● TRY IT: If a line below contains "this", count it. Report the final total and nothing more.

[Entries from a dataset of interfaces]
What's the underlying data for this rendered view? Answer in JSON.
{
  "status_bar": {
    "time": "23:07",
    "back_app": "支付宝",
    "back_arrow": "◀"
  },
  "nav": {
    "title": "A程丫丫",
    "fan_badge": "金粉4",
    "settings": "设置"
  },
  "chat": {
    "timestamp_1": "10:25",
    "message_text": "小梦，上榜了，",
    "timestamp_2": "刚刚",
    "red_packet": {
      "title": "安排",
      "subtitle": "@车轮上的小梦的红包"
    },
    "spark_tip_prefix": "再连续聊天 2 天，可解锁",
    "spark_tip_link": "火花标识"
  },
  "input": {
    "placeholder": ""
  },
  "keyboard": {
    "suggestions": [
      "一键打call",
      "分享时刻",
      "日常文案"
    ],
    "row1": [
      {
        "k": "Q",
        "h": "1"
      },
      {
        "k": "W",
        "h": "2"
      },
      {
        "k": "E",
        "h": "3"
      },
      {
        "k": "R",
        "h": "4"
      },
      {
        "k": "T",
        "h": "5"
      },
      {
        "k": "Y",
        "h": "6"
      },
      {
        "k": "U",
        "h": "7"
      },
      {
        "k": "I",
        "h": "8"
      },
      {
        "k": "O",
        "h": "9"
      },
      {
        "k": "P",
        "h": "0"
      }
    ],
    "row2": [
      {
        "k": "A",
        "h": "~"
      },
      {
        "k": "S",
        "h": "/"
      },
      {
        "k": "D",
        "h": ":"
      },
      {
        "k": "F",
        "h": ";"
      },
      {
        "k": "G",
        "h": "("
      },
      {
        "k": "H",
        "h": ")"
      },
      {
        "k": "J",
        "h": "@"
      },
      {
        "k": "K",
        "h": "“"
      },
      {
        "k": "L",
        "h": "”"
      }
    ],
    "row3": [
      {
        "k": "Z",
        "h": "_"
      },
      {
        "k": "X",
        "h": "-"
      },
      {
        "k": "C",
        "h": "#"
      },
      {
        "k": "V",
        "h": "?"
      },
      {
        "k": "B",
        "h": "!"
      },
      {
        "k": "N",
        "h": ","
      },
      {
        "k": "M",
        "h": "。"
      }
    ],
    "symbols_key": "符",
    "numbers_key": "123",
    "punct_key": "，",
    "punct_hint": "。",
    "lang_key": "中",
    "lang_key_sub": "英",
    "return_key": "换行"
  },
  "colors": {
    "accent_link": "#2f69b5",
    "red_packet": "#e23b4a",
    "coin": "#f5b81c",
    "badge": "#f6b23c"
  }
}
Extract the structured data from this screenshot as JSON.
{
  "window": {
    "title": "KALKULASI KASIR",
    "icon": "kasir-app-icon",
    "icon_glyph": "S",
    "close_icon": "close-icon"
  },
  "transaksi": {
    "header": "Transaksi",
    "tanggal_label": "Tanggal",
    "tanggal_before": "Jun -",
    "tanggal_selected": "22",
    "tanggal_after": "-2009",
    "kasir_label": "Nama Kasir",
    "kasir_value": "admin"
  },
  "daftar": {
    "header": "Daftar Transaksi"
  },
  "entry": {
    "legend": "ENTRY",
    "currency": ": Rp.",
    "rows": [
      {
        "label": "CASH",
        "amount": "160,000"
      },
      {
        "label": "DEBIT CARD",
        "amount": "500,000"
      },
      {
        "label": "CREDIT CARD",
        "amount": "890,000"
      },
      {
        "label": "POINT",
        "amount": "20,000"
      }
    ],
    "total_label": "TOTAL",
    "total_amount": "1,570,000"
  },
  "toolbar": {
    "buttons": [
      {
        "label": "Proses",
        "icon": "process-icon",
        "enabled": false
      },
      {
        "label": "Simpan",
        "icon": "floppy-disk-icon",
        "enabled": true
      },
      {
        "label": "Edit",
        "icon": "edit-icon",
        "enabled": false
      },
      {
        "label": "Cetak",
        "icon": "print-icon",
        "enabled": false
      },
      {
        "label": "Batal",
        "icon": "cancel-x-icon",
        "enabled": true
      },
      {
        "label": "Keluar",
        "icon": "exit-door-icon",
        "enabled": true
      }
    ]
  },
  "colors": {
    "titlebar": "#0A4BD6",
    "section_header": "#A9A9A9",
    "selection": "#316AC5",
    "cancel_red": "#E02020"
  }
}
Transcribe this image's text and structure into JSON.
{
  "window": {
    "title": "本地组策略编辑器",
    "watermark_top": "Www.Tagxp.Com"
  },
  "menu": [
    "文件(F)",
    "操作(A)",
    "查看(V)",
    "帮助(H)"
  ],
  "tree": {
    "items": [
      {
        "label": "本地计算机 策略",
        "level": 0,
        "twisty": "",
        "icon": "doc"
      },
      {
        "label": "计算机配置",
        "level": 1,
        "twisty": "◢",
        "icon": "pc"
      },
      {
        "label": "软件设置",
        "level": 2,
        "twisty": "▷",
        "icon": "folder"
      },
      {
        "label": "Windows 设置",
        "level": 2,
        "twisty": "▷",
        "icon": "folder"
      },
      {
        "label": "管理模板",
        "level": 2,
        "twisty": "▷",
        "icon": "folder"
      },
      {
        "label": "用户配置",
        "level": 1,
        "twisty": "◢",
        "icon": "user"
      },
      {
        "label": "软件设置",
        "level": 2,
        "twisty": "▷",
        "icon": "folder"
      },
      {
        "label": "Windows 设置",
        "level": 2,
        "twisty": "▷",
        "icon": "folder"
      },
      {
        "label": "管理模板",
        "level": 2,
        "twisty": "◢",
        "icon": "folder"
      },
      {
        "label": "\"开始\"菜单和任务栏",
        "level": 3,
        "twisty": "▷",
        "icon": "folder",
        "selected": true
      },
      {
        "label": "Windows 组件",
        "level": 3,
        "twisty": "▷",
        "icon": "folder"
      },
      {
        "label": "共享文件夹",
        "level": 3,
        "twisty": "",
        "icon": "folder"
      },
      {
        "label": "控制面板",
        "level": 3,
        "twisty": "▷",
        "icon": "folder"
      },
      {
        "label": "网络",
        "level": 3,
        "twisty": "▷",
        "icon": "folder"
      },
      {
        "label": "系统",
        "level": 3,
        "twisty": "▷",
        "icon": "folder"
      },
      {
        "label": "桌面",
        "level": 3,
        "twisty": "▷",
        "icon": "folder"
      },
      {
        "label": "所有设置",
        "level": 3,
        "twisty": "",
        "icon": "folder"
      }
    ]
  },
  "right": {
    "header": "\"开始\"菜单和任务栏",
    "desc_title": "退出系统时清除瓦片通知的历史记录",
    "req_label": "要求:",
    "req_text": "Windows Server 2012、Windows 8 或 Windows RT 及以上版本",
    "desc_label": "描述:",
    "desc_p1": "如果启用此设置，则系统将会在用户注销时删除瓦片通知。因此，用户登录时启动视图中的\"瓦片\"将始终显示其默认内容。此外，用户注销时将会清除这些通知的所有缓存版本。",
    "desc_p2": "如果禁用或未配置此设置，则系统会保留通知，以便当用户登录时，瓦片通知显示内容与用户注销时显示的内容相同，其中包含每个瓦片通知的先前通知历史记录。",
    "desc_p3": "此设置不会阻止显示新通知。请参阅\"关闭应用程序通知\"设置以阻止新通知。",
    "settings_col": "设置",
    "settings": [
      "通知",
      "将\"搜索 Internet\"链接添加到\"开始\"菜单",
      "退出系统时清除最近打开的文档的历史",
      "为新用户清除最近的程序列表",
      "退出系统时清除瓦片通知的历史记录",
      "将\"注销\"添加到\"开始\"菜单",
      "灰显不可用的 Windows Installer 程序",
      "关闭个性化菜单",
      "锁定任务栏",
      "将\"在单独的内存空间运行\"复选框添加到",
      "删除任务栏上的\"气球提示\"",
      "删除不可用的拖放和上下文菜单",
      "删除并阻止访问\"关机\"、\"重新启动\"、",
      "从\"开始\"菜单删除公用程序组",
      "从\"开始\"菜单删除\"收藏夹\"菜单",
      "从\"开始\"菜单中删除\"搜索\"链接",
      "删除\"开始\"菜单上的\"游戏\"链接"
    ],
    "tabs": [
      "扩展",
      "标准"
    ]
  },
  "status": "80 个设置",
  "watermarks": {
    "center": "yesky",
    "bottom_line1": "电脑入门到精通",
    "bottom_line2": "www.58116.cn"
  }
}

● TASK RESPONSE: 3